EQUALITY FOR PUERTO RICANS
(House of Representatives - March 11, 1997)
The SPEAKER pro tempore. Under the Speaker's announced policy of January 21, 1997 the gentleman from Puerto Rico [Mr. Romero-Barceló] is recognized during morning hour debates for 5 minutes.
Mr. ROMERO-BARCELO. Mr. Speaker, Wednesday, February 26 was a historic day. It was a historic day for the 3.8 million United States citizens of Puerto Rico and for our Nation as a whole.
On Wednesday, February 26, a group of more than 75 Members of Congress of both parties introduced H.R . 856, the United States-Puerto Rico Political Status Act. It marked what I hope will be the beginning of the end of Puerto Rico's long journey toward enfranchisement and full self-government.
It was almost 100 years ago, in 1898, that Spain ceded Puerto Rico to the United States as a result of the Spanish-American War.
In 1917 Puerto Ricans became U.S. citizens, a citizenship that we have cherished and valued ever since and defended with our blood. In 1952 the island became a so-called Commonwealth of the United States, a change that did not affect the island's status as an unincorporated territory of the United States subject to the jurisdiction of Congress.
But if the Chinese proverb that a journey of a thousand miles must begin with a single step is true, then the actions to finally decolonize and end the disenfranchisement of the United States citizens of Puerto Rico is merely the first step.
H.R. 856 is undoubtedly the most important step that we have taken in this journey to resolve the issue of political and economic inequality that has infused the people of Puerto Rico for the last 100 years.
I have devoted most of my adult life to this struggle and to leading my people in this long and treacherous journey. As former mayor of San Juan, Puerto Rico's capital city, as former Governor and now a Member of Congress, I have heard my people's voices and have shared their dreams and aspirations. These voices, questions, and aspirations resonate loudly in the island, although to most Americans living in the continental United States they may seem as distant echoes reflecting the deep unease and disenchantment with our current relationship.
College students in Puerto Rico ask me if our present status will deny them equal treatment in Federal education programs that they desperately need to succeed in today's competitive world. Young couples ask me why they have to move to the States in order to search for opportunities that are not available in Puerto Rico. Puerto Rican veterans who have served the United States gallantly in all of the Nation's wars and conflicts in this century ask me why they cannot vote for the President that as Commander in Chief may also send their sons and daughters to fight and die in times of war. The elderly ask me why their health benefits and other support programs are less than if they resided in New York, Illinois, California, Florida, or any other State of the Union. I have heard the voice of a grandmother wondering why her son who died in Vietnam gave his life for a country that denies her and her grandchildren the right to participate on equal terms. The answer to this question is clear. We are unequals because we are not partners.

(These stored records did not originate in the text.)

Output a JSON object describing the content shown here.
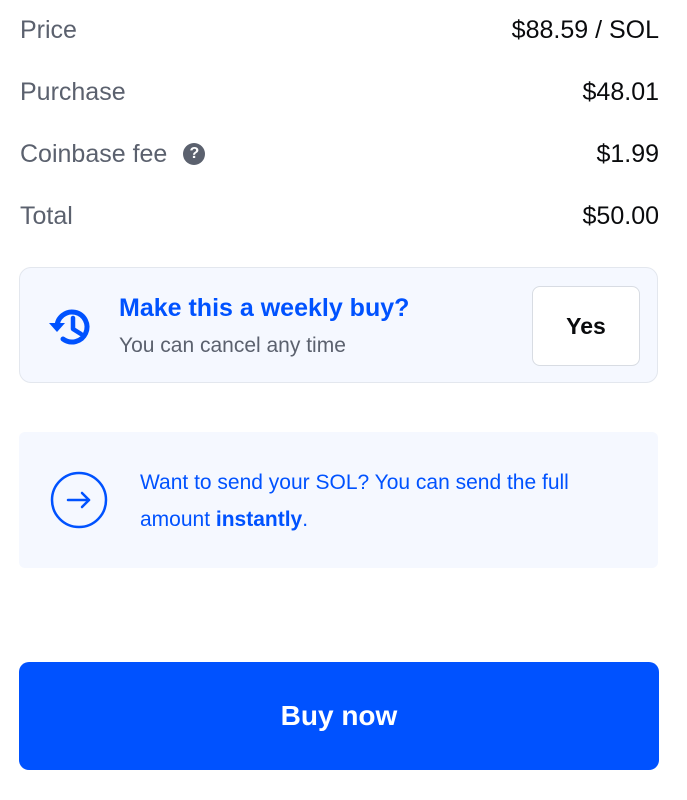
{
  "summary": {
    "price": {
      "label": "Price",
      "value": "$88.59 / SOL"
    },
    "purchase": {
      "label": "Purchase",
      "value": "$48.01"
    },
    "fee": {
      "label": "Coinbase fee",
      "value": "$1.99",
      "help_icon": "question-circle-icon",
      "help_glyph": "?"
    },
    "total": {
      "label": "Total",
      "value": "$50.00"
    }
  },
  "weekly": {
    "icon": "recurring-history-icon",
    "title": "Make this a weekly buy?",
    "subtitle": "You can cancel any time",
    "yes_label": "Yes"
  },
  "send": {
    "icon": "arrow-right-circle-icon",
    "text_before": "Want to send your SOL? You can send the full amount ",
    "text_bold": "instantly",
    "text_after": "."
  },
  "buy": {
    "label": "Buy now"
  },
  "colors": {
    "accent": "#0052ff",
    "muted": "#5b616e",
    "card_bg": "#f5f8ff"
  }
}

We are unequals because we are submerged in a colonial relationship in which our economic, social, and political affairs are controlled to a large degree by a government in which we have no voting influence and in which we do not participate. We are unequals because we cannot vote for the President of the Nation of which we are citizens of and because we do not have a proportional and voting representation in the Congress that determines our rules of conduct and our future.
Mr. Speaker, this great Nation of ours, the example and inspiration of democracies throughout the world, the inspiration to the Chinese that revolted in Tiananmen, the inspiration of the revolt, the Hasidic Revolt in Poland, the inspiration of the unification of Germany, the inspiration of many other countries throughout the world, the inspiration of the peaceful revolt in Russia, cannot continue to uphold the policy that denies political participation and disenfranchises 3.8 million of its own citizens. We cannot continue to hide our heads in the sand like ostriches and pretend that nothing is happening. We are talking about the lives, the well-being, and the voting rights of 3.8 million U.S. citizens. We are not talking about illegal immigrants or legal residents. We are talking about U.S. citizens.
I am encouraged by the fact that we have been able to gather so much bipartisan support for this legislation in so little time. A similar version of this bill will be introduced in the Senate within the next weeks, and the support there seems to be as strong and as bipartisan as it is here in the House.
We are more than halfway through the 1990's, a decade that the United Nations General Assembly declared to be the international decade for the eradication of colonialism. Next year Puerto Rico will commemorate its 100th year as a United States colony. Should we celebrate or should we mourn? Will we see a silver lining in the sky by 1998 or will we see more of the same?
Our Nation cannot seek to promote and at times enforce democracy elsewhere in the world while it relegates 3.8 million of its own citizens to indefinite second class status, disenfranchised, discriminated against, and unable to exercise the most basic right in a democracy, the right to vote and participate in its government.
Mr. Speaker, to ignore the situation of Puerto Rico is to betray the spirit of our democratic values and traditions.